3 Avoid: Swordfish
Okay, I know what you are thinking. What baby eats swordfish?! To be fair, this entry is more than just about swordfish; it is about avoiding a whole category of fish that contains a lot of mercury. Too much mercury can cause problems for the nervous system. In fact, babies (and probably moms and dads too) should steer clear of all high-mercury fishes. Fish that are high in mercury include shark, albacore tuna, swordfish, ahi tuna, orange roughy, and king mackerel. While we're talking about the don'ts - don't feed your baby shellfish either.
We already established that fish is good for babies (and us) so swapping out certain fish is a relatively simple fix. Fish low in mercury includes salmon, Pollock, and cod. These types of fish are pretty easy to find in the grocery store and are easy to cook for baby. Here's a bonus: if you’re pregnant, sardines are a really good source of Omega 3’s.
2 Must Try: Peaches
Remember when I said that orange veggies make a good starter food for the baby? Well, orange and yellow fruits are also good choices for the baby’s food. Peaches, delicious and juicy, are a good option. Why should you reach for that fuzzy peach? Peaches, while also high in vitamins, are rich in antioxidants. A study from Texas A&M revealed that peaches can help fight off cancer-causing free radicals, reduce the risk of obesity, and improve overall skin health. Not too shabby!
Don’t reach for the canned peaches, however. They are loaded with sugar! If fresh peaches are not in season, opt for frozen. You can stew them in water, drain them, and then blend with a bit of formula or breastmilk until you reach the desired consistency.
Another hot tip: If the baby is teething, pop a frozen peach slice into a mesh teether and let the baby sooth her gums.
1 Avoid: Chicken Nuggets
We’ve already covered how important it is for babies to have some real meat in their diets via pureed meat.
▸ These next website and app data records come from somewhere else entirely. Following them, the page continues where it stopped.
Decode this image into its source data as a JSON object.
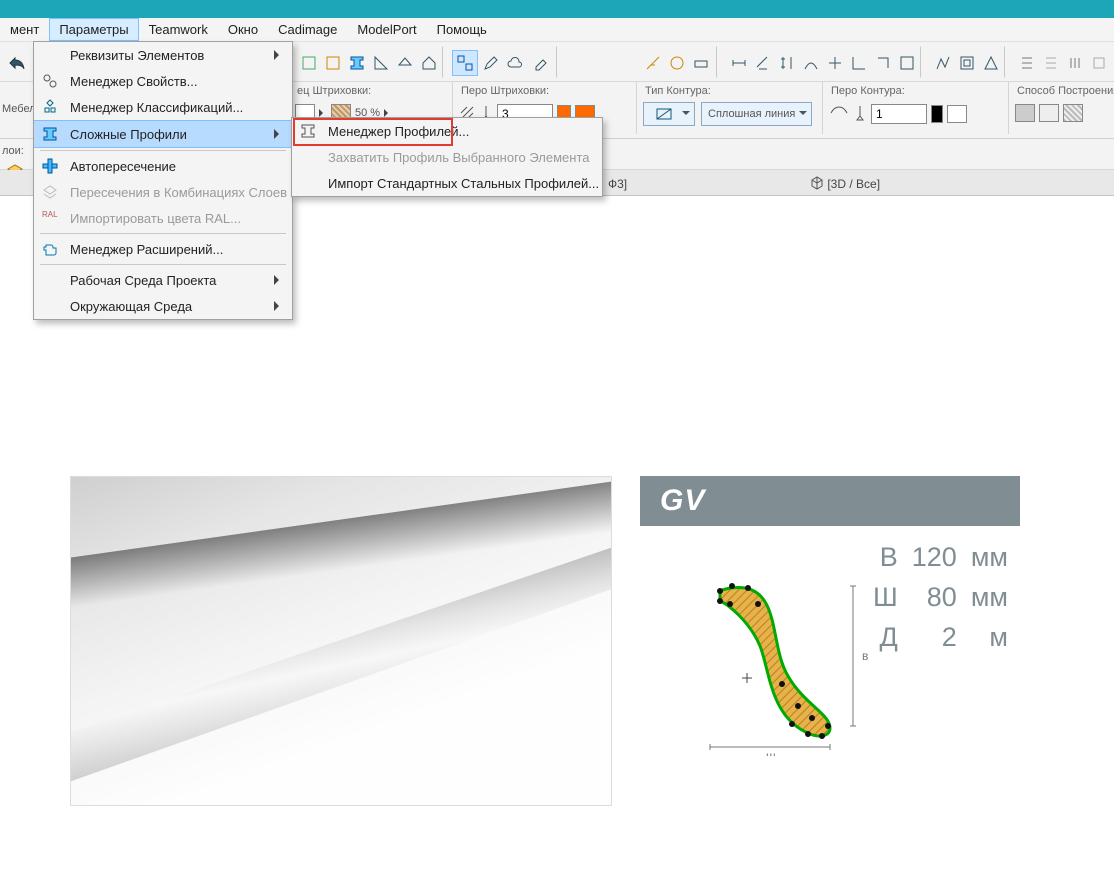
{
  "menubar": {
    "items": [
      "мент",
      "Параметры",
      "Teamwork",
      "Окно",
      "Cadimage",
      "ModelPort",
      "Помощь"
    ],
    "active_index": 1
  },
  "dropdown_main": {
    "items": [
      {
        "label": "Реквизиты Элементов",
        "sub": true,
        "icon": ""
      },
      {
        "label": "Менеджер Свойств...",
        "icon": "props"
      },
      {
        "label": "Менеджер Классификаций...",
        "icon": "class"
      },
      {
        "label": "Сложные Профили",
        "sub": true,
        "highlight": true,
        "icon": "ibeam"
      },
      {
        "label": "Автопересечение",
        "icon": "auto",
        "checked": true
      },
      {
        "label": "Пересечения в Комбинациях Слоев",
        "disabled": true,
        "icon": "layers"
      },
      {
        "label": "Импортировать цвета RAL...",
        "disabled": true,
        "icon": "ral"
      },
      {
        "label": "Менеджер Расширений...",
        "icon": "ext"
      },
      {
        "label": "Рабочая Среда Проекта",
        "sub": true
      },
      {
        "label": "Окружающая Среда",
        "sub": true
      }
    ]
  },
  "dropdown_sub": {
    "items": [
      {
        "label": "Менеджер Профилей...",
        "icon": "ibeam",
        "highlight_red": true
      },
      {
        "label": "Захватить Профиль Выбранного Элемента",
        "disabled": true
      },
      {
        "label": "Импорт Стандартных Стальных Профилей..."
      }
    ]
  },
  "optbar": {
    "hatch_sample_label": "ец Штриховки:",
    "hatch_value": "50 %",
    "pen_hatch_label": "Перо Штриховки:",
    "pen_value": "3",
    "contour_type_label": "Тип Контура:",
    "contour_type_value": "Сплошная линия",
    "contour_pen_label": "Перо Контура:",
    "contour_pen_value": "1",
    "build_label": "Способ Построения:"
  },
  "left": {
    "label1": "лои:",
    "label2": "Мебел"
  },
  "tabs": {
    "t1": "Ф3]",
    "t2": "[3D / Все]"
  },
  "gv": {
    "title": "GV",
    "rows": [
      {
        "k": "В",
        "v": "120",
        "u": "мм"
      },
      {
        "k": "Ш",
        "v": "80",
        "u": "мм"
      },
      {
        "k": "Д",
        "v": "2",
        "u": "м"
      }
    ],
    "axis_w": "ш",
    "axis_h": "в"
  }
}
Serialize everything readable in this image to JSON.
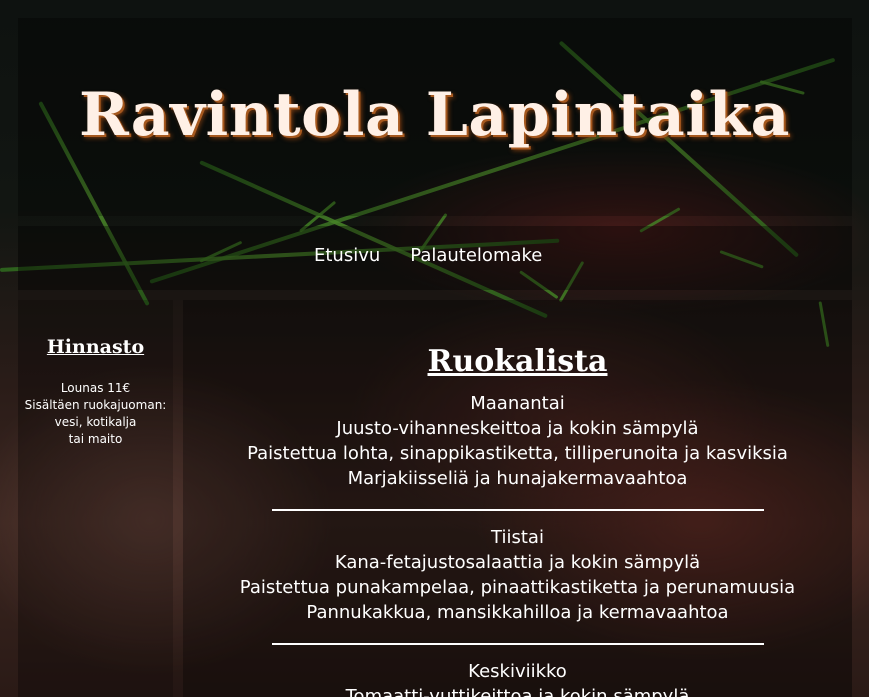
{
  "site": {
    "title": "Ravintola Lapintaika"
  },
  "nav": {
    "items": [
      {
        "label": "Etusivu"
      },
      {
        "label": "Palautelomake"
      }
    ]
  },
  "sidebar": {
    "heading": "Hinnasto",
    "lines": [
      "Lounas 11€",
      "Sisältäen ruokajuoman:",
      "vesi, kotikalja",
      "tai maito"
    ]
  },
  "menu": {
    "title": "Ruokalista",
    "days": [
      {
        "name": "Maanantai",
        "dishes": [
          "Juusto-vihanneskeittoa ja kokin sämpylä",
          "Paistettua lohta, sinappikastiketta, tilliperunoita ja kasviksia",
          "Marjakiisseliä ja hunajakermavaahtoa"
        ]
      },
      {
        "name": "Tiistai",
        "dishes": [
          "Kana-fetajustosalaattia ja kokin sämpylä",
          "Paistettua punakampelaa, pinaattikastiketta ja perunamuusia",
          "Pannukakkua, mansikkahilloa ja kermavaahtoa"
        ]
      },
      {
        "name": "Keskiviikko",
        "dishes": [
          "Tomaatti-vuttikeittoa ja kokin sämpylä"
        ]
      }
    ]
  }
}
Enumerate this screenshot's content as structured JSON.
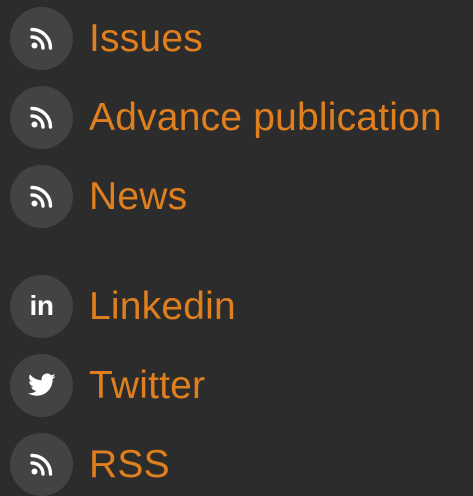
{
  "colors": {
    "background": "#2c2c2c",
    "icon_circle": "#434343",
    "icon_glyph": "#ffffff",
    "link_text": "#e07f1e"
  },
  "links": [
    {
      "label": "Issues",
      "icon": "rss-icon"
    },
    {
      "label": "Advance publication",
      "icon": "rss-icon"
    },
    {
      "label": "News",
      "icon": "rss-icon"
    }
  ],
  "social": [
    {
      "label": "Linkedin",
      "icon": "linkedin-icon",
      "icon_text": "in"
    },
    {
      "label": "Twitter",
      "icon": "twitter-icon"
    },
    {
      "label": "RSS",
      "icon": "rss-icon"
    }
  ]
}
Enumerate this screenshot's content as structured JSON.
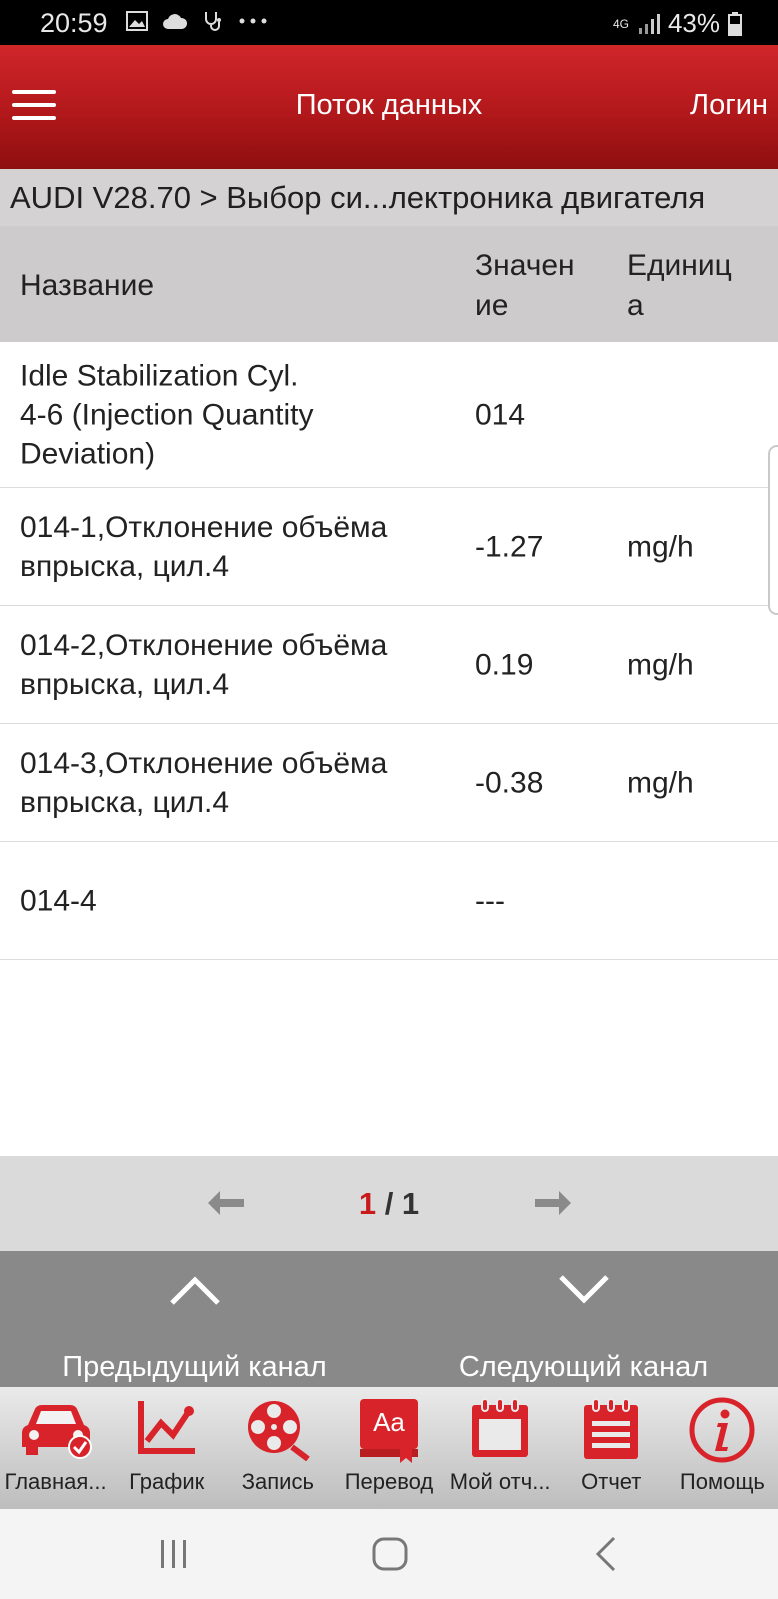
{
  "status_bar": {
    "time": "20:59",
    "network": "4G",
    "battery": "43%"
  },
  "header": {
    "title": "Поток данных",
    "login": "Логин"
  },
  "breadcrumb": "AUDI V28.70 > Выбор си...лектроника двигателя",
  "table": {
    "columns": {
      "name": "Название",
      "value": "Значен\nие",
      "unit": "Единиц\nа"
    },
    "rows": [
      {
        "name": "Idle Stabilization Cyl.\n4-6 (Injection Quantity\nDeviation)",
        "value": "014",
        "unit": ""
      },
      {
        "name": "014-1,Отклонение объёма\nвпрыска, цил.4",
        "value": "-1.27",
        "unit": "mg/h"
      },
      {
        "name": "014-2,Отклонение объёма\nвпрыска, цил.4",
        "value": "0.19",
        "unit": "mg/h"
      },
      {
        "name": "014-3,Отклонение объёма\nвпрыска, цил.4",
        "value": "-0.38",
        "unit": "mg/h"
      },
      {
        "name": "014-4",
        "value": "---",
        "unit": ""
      }
    ]
  },
  "pager": {
    "current": "1",
    "total": "/ 1"
  },
  "channel_nav": {
    "prev_label": "Предыдущий канал",
    "next_label": "Следующий канал"
  },
  "toolbar": [
    {
      "label": "Главная...",
      "icon": "car-check-icon"
    },
    {
      "label": "График",
      "icon": "chart-icon"
    },
    {
      "label": "Запись",
      "icon": "film-reel-icon"
    },
    {
      "label": "Перевод",
      "icon": "translate-icon"
    },
    {
      "label": "Мой отч...",
      "icon": "calendar-icon"
    },
    {
      "label": "Отчет",
      "icon": "report-icon"
    },
    {
      "label": "Помощь",
      "icon": "info-icon"
    }
  ],
  "colors": {
    "accent": "#c8191d",
    "header_dark": "#8e0f10",
    "icon_red": "#d8232a"
  }
}
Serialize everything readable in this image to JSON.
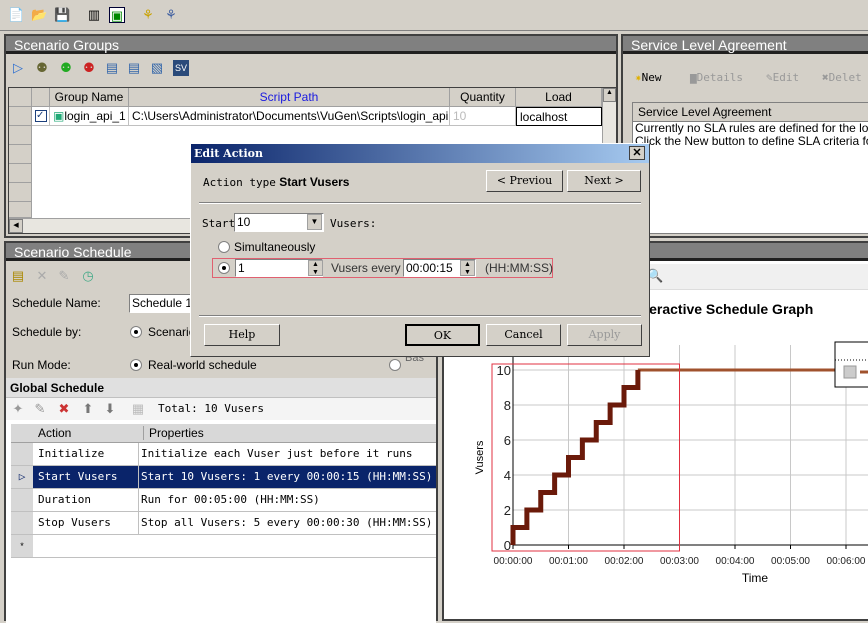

Going through the motions of boiling a chicken and blending it into a baby food can seem tedious. You might be tempted to buy some precooked chicken (or even chicken nuggets) and turn those into a puree for baby… but don’t do it!
Most chicken nuggets contain fillers and artificial flavors – nothing that you would actually want to give a baby. You could spring for organic chicken nuggets but the cost to make a batch of pureed food from it would be astronomical. Your best bet is to make a big batch at once (when you have the time) with fresh chicken and freeze mini portions in silicone trays.
References: bananalink.org.uk, medicalnewstoday.com, wholesomebabyfood.momtasic.com, mamanatural.com, thebump.com